After last year's chaos, the exams watchdog Ofqual and the Department for Education (DfE) say there will be no algorithm calculating results.
This year teachers will submit their grades to exam boards by June 18 who will then carry out quality assurance checks through a combination of random sampling and more targeted scrutiny.
What’s been the reaction from schools?
Richard Cranmer, chief executive of St Benet’s Multi-Academy Trust said: “Schools have been waiting a long time for this decision and in my view it is, at this stage in the year, the best option for our students.
“Predicting grades for students is something that teachers do every year for exam boards so although made more difficult this year, their continued work with the students either remotely or in person means that they know them very well.”
Jon Ford, principal of Open Academy Norwich, said: “It is difficult to see how else it could be done fairly this year, so I welcome this decision.

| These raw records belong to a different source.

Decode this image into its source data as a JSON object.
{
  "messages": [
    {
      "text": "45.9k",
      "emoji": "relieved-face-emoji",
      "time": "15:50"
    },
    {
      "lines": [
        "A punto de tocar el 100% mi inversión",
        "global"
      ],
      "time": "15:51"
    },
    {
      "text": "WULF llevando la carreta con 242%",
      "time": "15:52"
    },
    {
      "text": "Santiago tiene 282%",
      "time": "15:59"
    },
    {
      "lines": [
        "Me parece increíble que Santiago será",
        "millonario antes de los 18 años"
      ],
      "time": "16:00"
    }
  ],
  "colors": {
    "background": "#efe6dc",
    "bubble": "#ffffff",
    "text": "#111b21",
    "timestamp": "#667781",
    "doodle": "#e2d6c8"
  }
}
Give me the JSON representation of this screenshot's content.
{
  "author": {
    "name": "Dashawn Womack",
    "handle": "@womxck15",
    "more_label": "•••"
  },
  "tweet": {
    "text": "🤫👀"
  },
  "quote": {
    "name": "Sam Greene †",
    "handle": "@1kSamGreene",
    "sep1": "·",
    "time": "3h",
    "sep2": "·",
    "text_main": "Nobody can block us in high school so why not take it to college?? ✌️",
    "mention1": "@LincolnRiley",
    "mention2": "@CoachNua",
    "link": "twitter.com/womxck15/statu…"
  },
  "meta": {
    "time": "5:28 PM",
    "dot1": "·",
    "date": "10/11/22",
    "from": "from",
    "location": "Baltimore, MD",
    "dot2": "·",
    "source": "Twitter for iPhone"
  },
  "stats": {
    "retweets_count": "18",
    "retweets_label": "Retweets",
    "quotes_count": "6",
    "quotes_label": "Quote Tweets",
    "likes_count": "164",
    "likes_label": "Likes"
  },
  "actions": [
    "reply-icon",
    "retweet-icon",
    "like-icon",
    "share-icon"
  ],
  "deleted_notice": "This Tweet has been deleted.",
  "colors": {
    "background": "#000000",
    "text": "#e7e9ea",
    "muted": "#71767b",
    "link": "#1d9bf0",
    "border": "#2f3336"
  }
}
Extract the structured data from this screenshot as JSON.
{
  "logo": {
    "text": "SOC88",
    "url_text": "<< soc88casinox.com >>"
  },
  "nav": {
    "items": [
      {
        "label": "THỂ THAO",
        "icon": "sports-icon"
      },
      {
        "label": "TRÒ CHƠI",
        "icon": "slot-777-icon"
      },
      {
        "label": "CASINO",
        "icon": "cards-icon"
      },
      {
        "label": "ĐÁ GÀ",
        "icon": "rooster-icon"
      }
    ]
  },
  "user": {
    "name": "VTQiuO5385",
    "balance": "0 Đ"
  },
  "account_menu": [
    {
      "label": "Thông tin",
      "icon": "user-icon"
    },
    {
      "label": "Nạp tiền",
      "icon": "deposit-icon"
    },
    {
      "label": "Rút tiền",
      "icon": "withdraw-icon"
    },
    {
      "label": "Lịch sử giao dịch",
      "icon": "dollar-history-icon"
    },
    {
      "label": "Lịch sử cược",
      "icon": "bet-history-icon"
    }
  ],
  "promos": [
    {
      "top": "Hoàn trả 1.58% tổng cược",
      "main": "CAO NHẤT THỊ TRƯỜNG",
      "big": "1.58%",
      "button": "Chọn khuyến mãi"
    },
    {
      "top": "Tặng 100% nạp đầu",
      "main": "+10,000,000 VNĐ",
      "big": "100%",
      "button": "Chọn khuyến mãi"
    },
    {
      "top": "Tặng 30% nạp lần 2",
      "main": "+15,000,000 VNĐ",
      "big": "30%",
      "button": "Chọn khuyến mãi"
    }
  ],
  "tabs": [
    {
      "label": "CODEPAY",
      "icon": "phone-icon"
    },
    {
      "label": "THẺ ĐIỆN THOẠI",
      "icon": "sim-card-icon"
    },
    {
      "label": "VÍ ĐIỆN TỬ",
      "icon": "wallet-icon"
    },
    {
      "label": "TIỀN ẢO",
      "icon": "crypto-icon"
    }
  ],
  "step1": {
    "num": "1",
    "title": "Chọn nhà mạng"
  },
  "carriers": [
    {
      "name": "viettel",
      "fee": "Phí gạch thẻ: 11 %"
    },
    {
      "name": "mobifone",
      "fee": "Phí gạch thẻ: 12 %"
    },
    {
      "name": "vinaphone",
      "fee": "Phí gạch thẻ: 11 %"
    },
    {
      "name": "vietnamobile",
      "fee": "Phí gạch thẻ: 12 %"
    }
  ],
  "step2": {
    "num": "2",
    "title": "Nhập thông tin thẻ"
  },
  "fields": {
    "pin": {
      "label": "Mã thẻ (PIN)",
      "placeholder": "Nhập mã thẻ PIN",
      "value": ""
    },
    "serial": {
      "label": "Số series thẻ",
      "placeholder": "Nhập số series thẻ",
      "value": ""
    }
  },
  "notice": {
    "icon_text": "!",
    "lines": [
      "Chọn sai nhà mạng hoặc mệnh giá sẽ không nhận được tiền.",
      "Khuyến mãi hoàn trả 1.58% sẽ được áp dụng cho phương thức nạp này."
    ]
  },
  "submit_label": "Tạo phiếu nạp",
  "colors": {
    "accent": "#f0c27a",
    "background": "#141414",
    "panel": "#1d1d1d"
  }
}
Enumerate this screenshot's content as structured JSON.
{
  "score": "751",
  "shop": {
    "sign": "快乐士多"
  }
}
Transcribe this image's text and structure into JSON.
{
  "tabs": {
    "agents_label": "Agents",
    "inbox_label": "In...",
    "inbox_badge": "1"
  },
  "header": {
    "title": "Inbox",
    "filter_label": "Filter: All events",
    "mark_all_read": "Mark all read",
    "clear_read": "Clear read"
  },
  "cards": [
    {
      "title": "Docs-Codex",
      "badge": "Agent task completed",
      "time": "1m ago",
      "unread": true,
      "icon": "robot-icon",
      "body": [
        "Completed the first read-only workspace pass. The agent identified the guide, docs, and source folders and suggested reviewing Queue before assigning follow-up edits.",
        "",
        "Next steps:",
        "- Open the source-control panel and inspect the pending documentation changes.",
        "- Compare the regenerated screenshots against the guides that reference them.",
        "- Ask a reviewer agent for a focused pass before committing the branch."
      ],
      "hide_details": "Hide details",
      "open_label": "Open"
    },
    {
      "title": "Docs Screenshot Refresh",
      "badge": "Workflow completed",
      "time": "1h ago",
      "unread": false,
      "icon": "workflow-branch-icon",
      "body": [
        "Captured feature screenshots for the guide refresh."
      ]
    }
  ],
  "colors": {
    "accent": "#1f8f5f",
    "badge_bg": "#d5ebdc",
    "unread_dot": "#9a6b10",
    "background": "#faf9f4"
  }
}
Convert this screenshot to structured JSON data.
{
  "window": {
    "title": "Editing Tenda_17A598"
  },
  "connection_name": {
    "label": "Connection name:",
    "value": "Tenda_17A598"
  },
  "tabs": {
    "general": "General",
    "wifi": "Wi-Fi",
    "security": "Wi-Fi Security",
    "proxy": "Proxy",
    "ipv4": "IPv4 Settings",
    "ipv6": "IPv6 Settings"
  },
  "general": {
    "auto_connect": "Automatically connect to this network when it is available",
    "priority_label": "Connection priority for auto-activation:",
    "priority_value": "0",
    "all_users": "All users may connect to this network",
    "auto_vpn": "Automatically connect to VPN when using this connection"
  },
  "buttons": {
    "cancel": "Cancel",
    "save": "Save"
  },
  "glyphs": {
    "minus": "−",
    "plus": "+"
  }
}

“The profession has until just a few years ago, formally predicted grades for all students which were submitted as part of the examination entry process, so I do not anticipate any major problems.”
Why are students receiving their results earlier than normal?
Normally students receive their results in mid to late August. But this summer, A-level students will receive their results on August 10 and GCSE pupils will receive their results two days later on August 12.
It is hoped that bringing forward the dates will ensure that A-level students have enough time to log any appeals so that they do not miss out on their preferred university place for the autumn.
How can pupils challenge their grades if they are unhappy?
Every student will have the right to appeal their grade and they will face no additional costs doing so.
Appeals applications will go through the school or college first where they will be asked to check for errors or process issues.
If a student is still unhappy, then the appeal can be raised with exams boards who will then assess whether the teachers' judgment is fair. Students will also be offered the chance to sit exams in the autumn.
What about vocational qualifications?
Teachers' grades will be used to replace written vocational exams, in the same way as GCSEs and A-levels.
But where there are practical, hands-on skills to be tested, such as for a professional qualification, some of these exams will continue in a Covid-safe way.
The results for some vocational qualifications will be released in the week of August 9.
These qualifications include many Btecs and Cambridge Nationals.